What do you say at this time? Remember when I was 9?
Tell her everything gon' be fine, but I be lyin'
Her family cryin', they want her to live, and she tryin'
I'm arguin' like what kind of doctor can we fly in?
You know the best medicine go to people that's paid
If Magic Johnson got a cure for AIDS
And all the broke motherfuckers passed away
You telling me if my grandma was in the NBA
Right now she'd be okay? But since she
Was just a secretary, worked for the church for 35 years
Things 'sposed to stop right here
My grandfather tryin' to pull it together, he's strong
That's where I get my confidence from
I asked the nurse "Did you do the research?"
She asked me, "Can you sign some t-shirts?"
Bitch, is you smokin' reefer?
You don't see that we hurt?
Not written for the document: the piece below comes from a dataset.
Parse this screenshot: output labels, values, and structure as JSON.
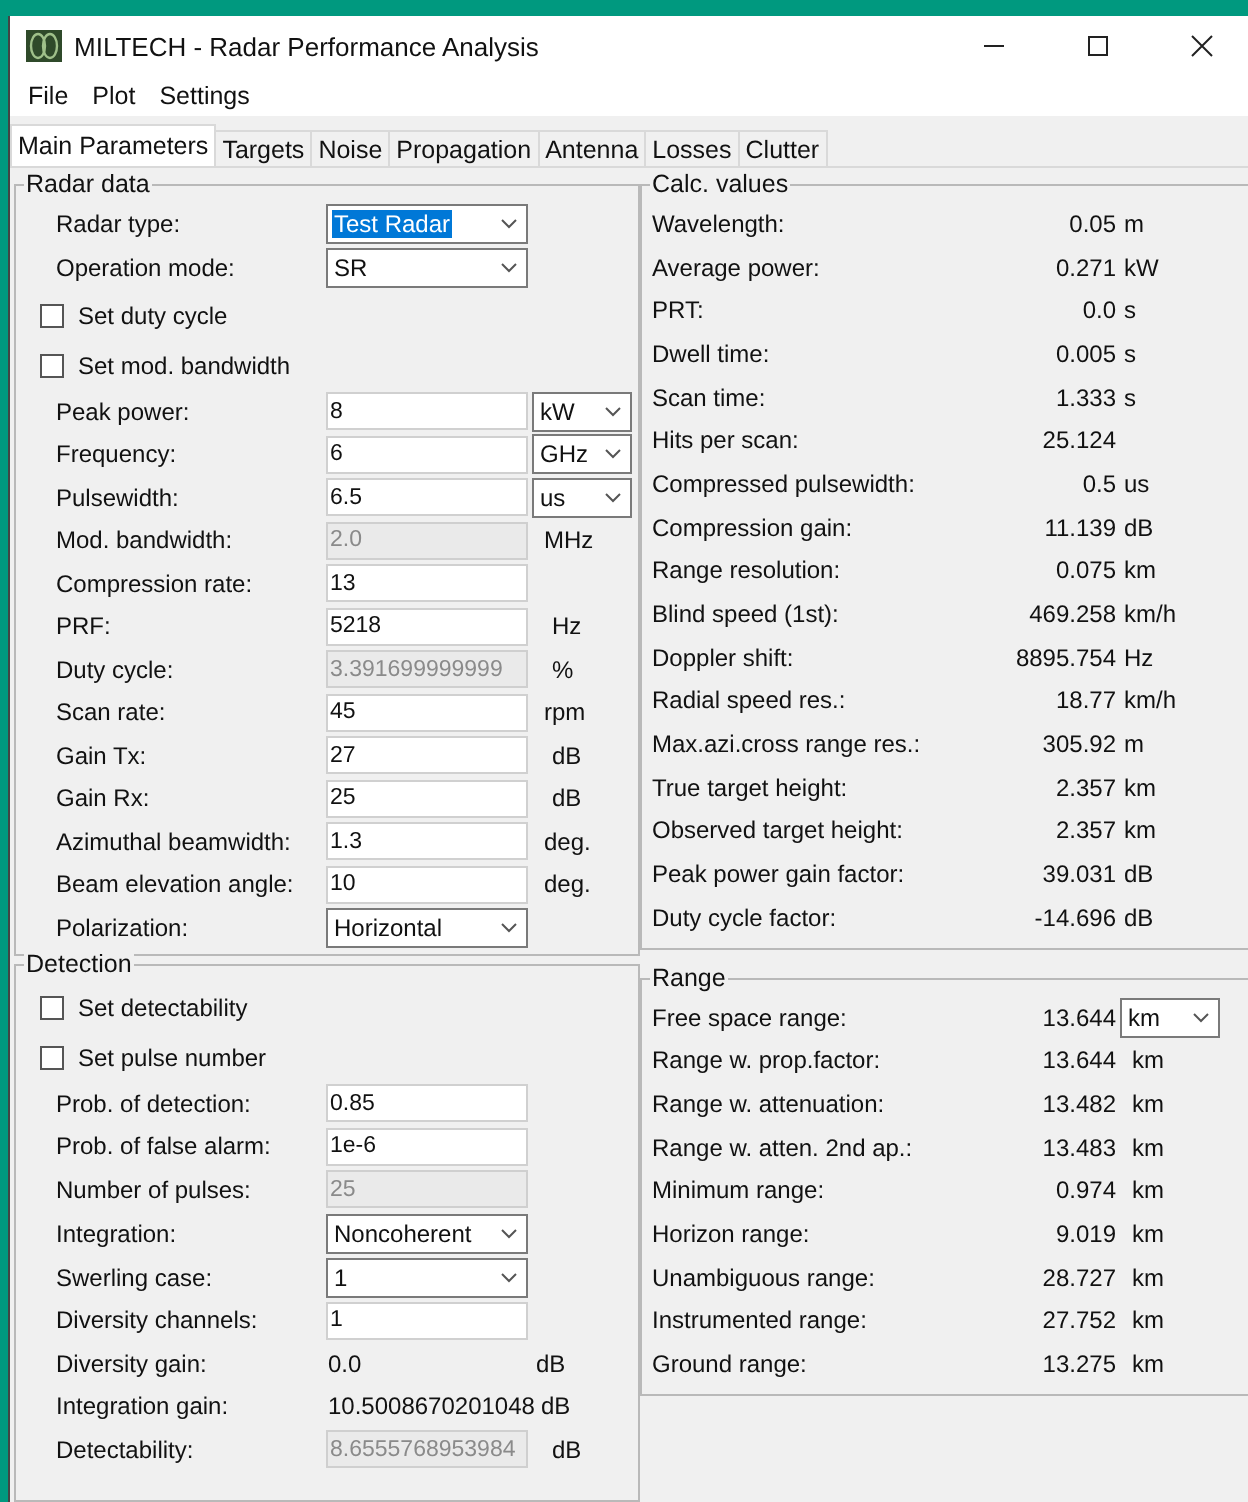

But still
I smile when roses come to see me
And I, can't wait for a sunny day (seeing it through your eyes)
Can't wait for the clouds to break
Tyler Scruggs is a writer, musician, and millennial swashbuckler navigating the digital frontier through internet content like this and love songs for your Zune. He brews his own coffee now and doesn’t feel it’s safe enough to go to the movies as much as he might like.
If you’d like to directly and meaningfully support the continuation of my writing and work, consider subscribing to unlock more journalism, music demos, interviews, and more.